As a body double, I am near the person who is doing the project. Often that is all I need to do. My presence helps the client focus and stay on task. I am just a tool that allows them to get important tasks accomplished. I can even do this virtually using Facetime.

At first, some people are embarrassed by this arrangement. They realize that they are doing these chores all by themselves while paying me to sit there. They know they can do the work but at the same time they realize that they won’t if I am not there. This is especially true of ADHD clients.

Sometimes I am a combination of body double and assistant. I may sort the mail, open it, and hand it to the client one piece at a time. The client then does the task that is needed and hands it back to me to file if appropriate. We may chat a bit about what needs to be done but the client actually pays the bill, makes the call, or discards the paper.

A body double does not have to be a paid professional. A friend or family member can do the work of a body double if they understand what is expected of them. If they realize that they are being the best help by sitting near the person but not intruding. They can read a book or work on a crossword puzzle but just by being there the person will continue to work.

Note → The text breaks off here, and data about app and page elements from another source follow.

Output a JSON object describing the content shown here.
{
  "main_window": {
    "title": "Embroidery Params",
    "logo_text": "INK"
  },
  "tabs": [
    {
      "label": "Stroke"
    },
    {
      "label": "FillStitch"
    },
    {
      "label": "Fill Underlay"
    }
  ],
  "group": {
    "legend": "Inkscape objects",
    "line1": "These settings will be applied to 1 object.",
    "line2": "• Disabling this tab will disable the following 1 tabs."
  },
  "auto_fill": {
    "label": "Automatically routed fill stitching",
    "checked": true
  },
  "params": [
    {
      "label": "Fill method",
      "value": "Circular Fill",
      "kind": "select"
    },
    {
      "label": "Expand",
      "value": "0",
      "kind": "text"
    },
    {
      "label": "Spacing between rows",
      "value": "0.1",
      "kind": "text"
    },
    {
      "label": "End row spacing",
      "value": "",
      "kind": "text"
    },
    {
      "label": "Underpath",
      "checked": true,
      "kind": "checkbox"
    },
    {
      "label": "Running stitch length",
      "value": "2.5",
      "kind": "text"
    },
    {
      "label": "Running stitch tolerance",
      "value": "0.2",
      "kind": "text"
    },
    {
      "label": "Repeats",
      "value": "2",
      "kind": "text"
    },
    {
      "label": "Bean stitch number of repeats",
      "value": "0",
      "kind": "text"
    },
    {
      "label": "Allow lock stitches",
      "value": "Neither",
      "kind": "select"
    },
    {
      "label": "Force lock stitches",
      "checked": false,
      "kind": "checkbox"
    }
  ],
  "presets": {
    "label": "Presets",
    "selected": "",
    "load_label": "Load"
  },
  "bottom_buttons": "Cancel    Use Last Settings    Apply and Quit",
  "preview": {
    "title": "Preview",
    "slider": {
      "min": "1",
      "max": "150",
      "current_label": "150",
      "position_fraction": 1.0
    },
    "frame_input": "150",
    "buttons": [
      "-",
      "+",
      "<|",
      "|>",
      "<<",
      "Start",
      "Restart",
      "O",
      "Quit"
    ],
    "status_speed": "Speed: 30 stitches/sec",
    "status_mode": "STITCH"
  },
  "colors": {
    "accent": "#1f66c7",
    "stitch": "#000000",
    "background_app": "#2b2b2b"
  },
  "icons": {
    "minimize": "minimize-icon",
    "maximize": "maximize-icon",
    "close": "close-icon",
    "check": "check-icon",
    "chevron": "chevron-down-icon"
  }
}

I have had one client use her sister as a body double while she was the body double for her sister. One lived in Georgia and the other in Texas. They would connect by phone and for one hour would work on projects with just a word or two as they worked to make certain each was on task.

Once a person accepts that a body double can be an important tool to help hem, it can be a relatively easy way to move a project forward.


Jonda S. Beattie

Professional Organizer

Virtual Organization

Atlanta traffic can be terrible. Many times, I have long drives to client’s homes, often arriving a bit early to allow for mishaps in traffic. When I arrive early, I usually park away from their home until the time I am supposed to arrive.

At times my client is also returning to their home and they get caught up in traffic. I sit and wait for their arrival but now the clock is ticking for them on using their assigned time. I have had clients lose up to and even over an hour of their scheduled time this way. Other times clients have forgotten or been unrealistic about tasks they have had to do before our appointment and I get a call or text about being late as I am almost at their home.

Just yesterday, a client lost 2 of her 3 paid hours. She has occasionally used virtual organizing with me before, but those sessions had been mostly consultations and brainstorming sessions. I pointed out to her again yesterday that we could set up virtual sessions working on the projects she needed to do. I would be her body double and accountability partner via Facetime. She could set her times when she knew she could be home for at least an hour and not lose paid time trying to get home.

We set two times for this coming Friday where she would have everything in place for the project and we would Facetime for an hour. Then we plan to take an hour break where she was not paying for my time and resume for another hour. After that second hour she could continue to work for a while and send me pictures and texts showing her progress.

This is one example of how virtual organization saves time and money for the client.

Contact Time Space Organization, 404-299-5111 or Jonda@timespaceorg.com if you think this organizational service might be a fit for you.




Jonda S. Beattie

Professional Organizer